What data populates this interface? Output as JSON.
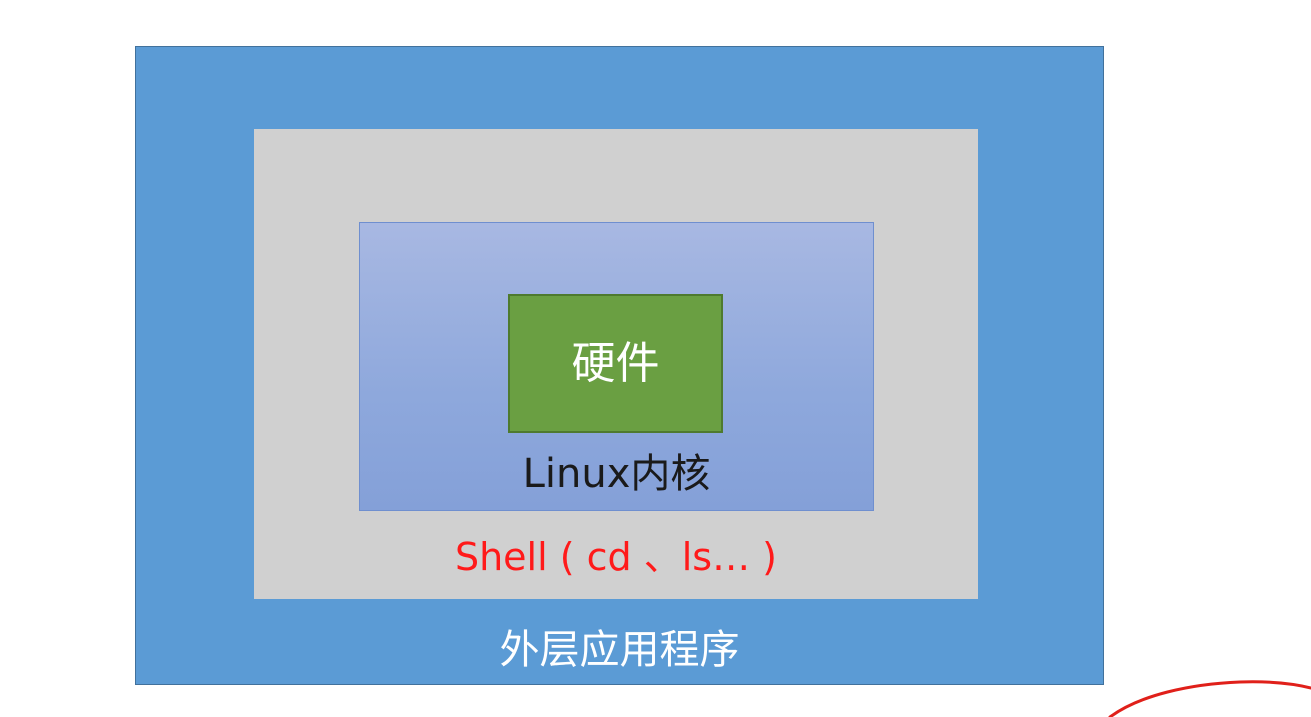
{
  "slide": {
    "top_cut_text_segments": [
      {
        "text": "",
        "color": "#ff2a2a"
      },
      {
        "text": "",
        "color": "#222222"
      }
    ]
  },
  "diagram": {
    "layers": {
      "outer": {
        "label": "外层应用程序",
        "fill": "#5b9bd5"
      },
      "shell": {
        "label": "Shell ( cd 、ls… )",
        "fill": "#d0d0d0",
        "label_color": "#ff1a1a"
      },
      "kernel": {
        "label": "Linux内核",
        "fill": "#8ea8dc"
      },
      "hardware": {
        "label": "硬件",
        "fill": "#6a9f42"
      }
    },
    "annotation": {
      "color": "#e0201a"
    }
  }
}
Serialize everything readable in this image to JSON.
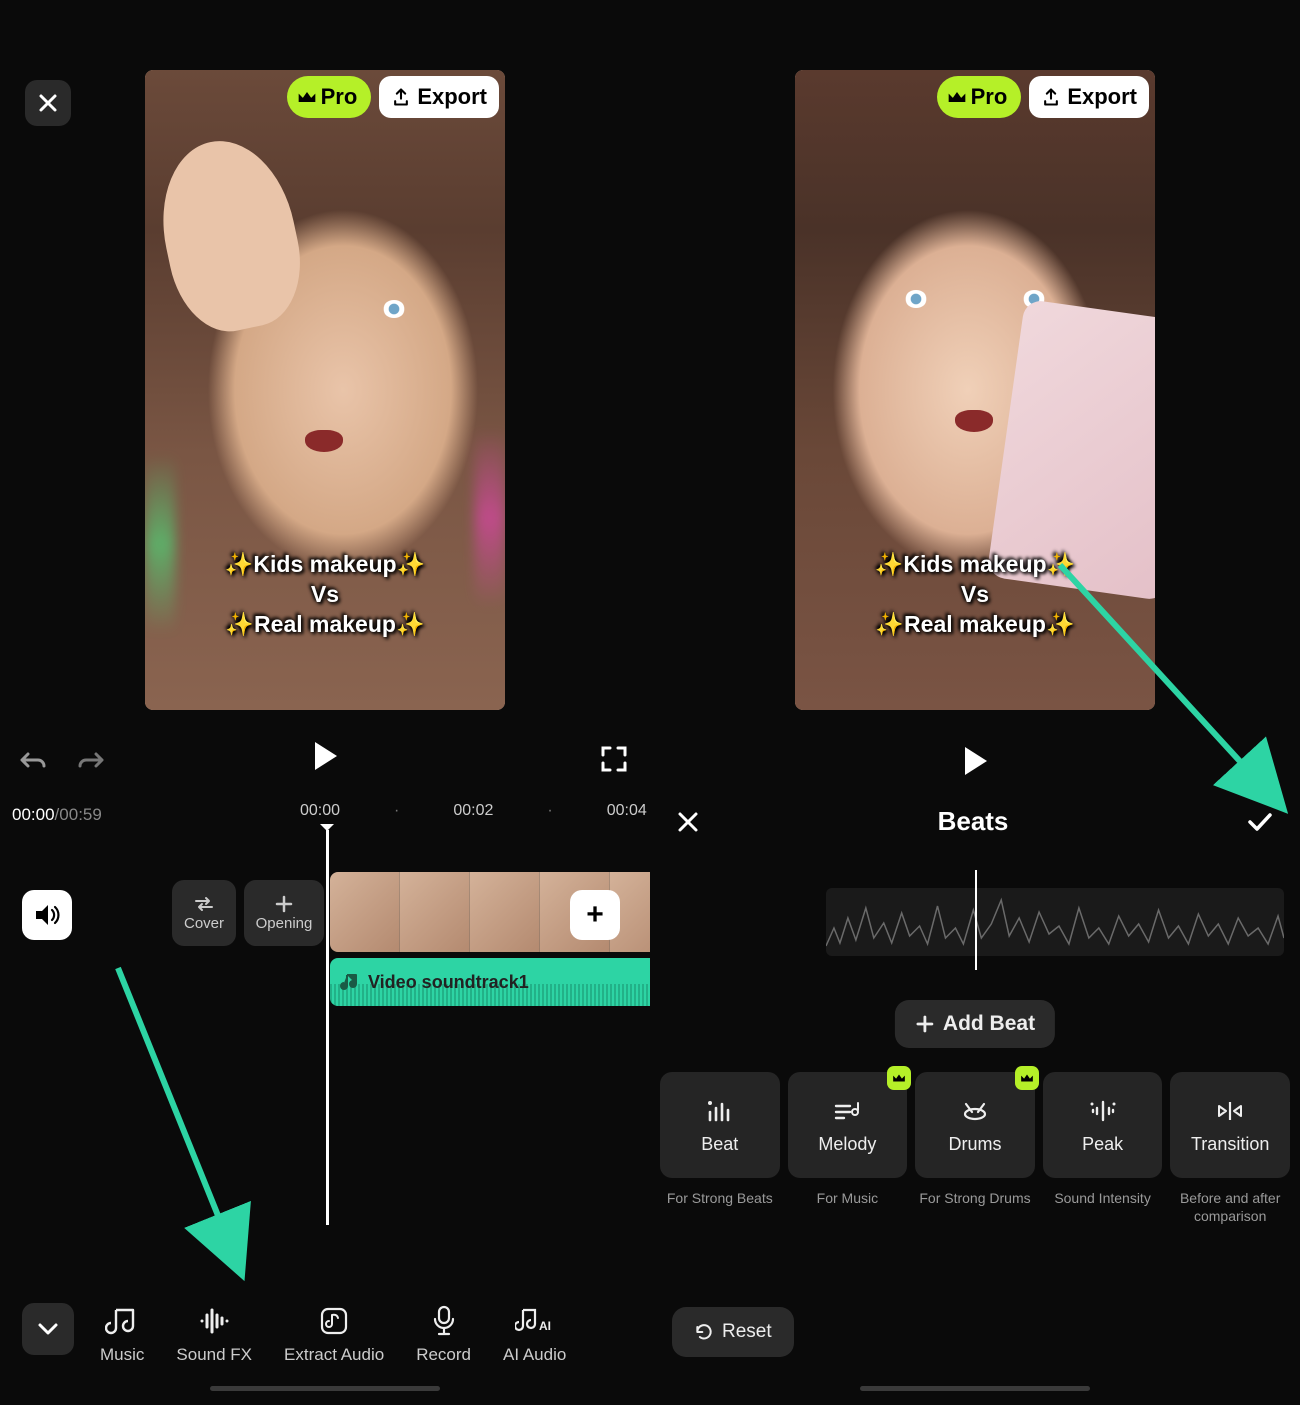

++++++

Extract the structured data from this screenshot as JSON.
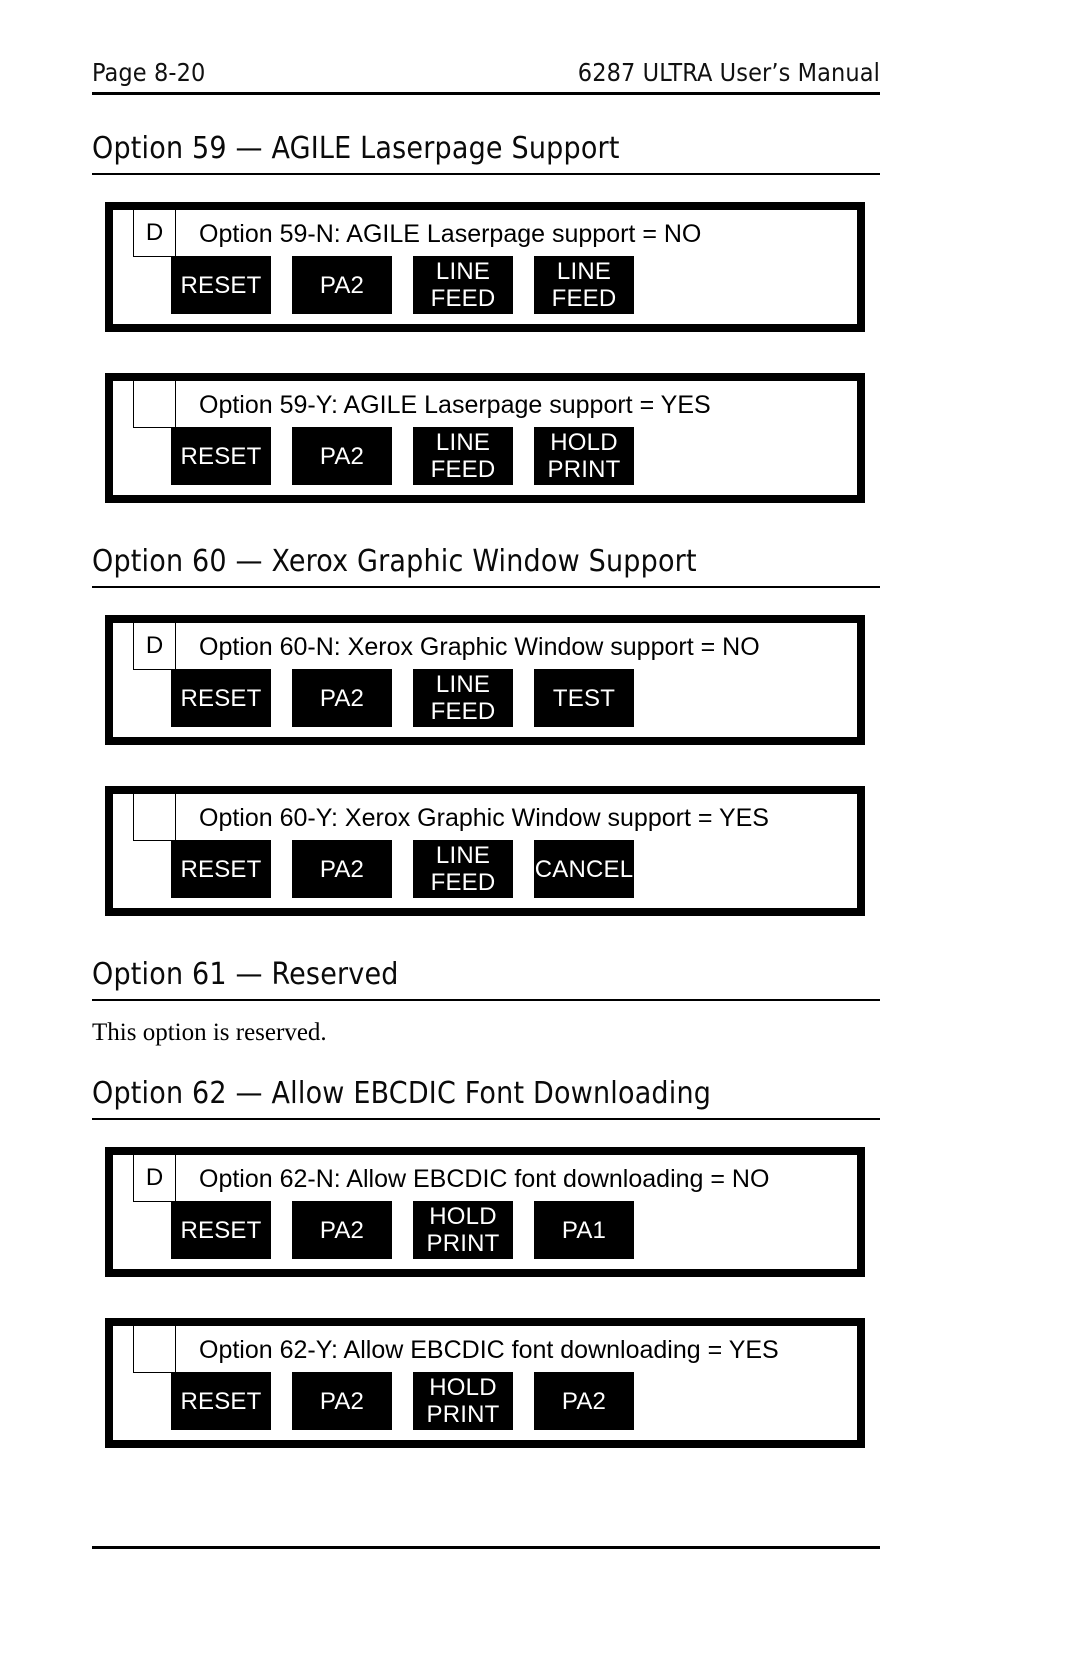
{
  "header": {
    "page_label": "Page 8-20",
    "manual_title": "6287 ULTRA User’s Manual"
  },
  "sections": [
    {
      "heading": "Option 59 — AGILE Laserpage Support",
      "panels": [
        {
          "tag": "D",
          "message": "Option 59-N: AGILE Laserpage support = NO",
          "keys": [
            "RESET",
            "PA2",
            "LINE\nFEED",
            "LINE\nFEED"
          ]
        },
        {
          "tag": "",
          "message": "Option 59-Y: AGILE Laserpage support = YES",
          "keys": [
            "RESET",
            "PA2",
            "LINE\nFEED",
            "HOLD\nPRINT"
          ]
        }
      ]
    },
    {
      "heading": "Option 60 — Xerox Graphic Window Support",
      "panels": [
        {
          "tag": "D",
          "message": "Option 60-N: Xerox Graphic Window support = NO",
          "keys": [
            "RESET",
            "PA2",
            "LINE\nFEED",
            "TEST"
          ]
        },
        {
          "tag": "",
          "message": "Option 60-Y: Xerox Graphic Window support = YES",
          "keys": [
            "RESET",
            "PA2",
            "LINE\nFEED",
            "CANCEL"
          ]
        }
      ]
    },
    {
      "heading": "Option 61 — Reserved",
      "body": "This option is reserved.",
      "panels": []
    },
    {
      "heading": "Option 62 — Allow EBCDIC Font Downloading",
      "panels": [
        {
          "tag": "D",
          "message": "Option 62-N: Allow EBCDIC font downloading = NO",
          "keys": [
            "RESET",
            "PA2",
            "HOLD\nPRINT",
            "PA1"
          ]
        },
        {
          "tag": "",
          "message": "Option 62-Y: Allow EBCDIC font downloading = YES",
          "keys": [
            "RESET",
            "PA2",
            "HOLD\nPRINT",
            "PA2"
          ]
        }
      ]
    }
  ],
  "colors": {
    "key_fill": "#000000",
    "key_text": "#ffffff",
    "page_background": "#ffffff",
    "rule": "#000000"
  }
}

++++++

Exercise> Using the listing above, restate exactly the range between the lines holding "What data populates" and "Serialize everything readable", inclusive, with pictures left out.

Output of the exercise>
What data populates this interface? Output as JSON.
{
  "slide": {
    "top_cut_text_segments": [
      {
        "text": "",
        "color": "#ff2a2a"
      },
      {
        "text": "",
        "color": "#222222"
      }
    ]
  },
  "diagram": {
    "layers": {
      "outer": {
        "label": "外层应用程序",
        "fill": "#5b9bd5"
      },
      "shell": {
        "label": "Shell ( cd 、ls… )",
        "fill": "#d0d0d0",
        "label_color": "#ff1a1a"
      },
      "kernel": {
        "label": "Linux内核",
        "fill": "#8ea8dc"
      },
      "hardware": {
        "label": "硬件",
        "fill": "#6a9f42"
      }
    },
    "annotation": {
      "color": "#e0201a"
    }
  }
}
Serialize everything readable in this image to JSON.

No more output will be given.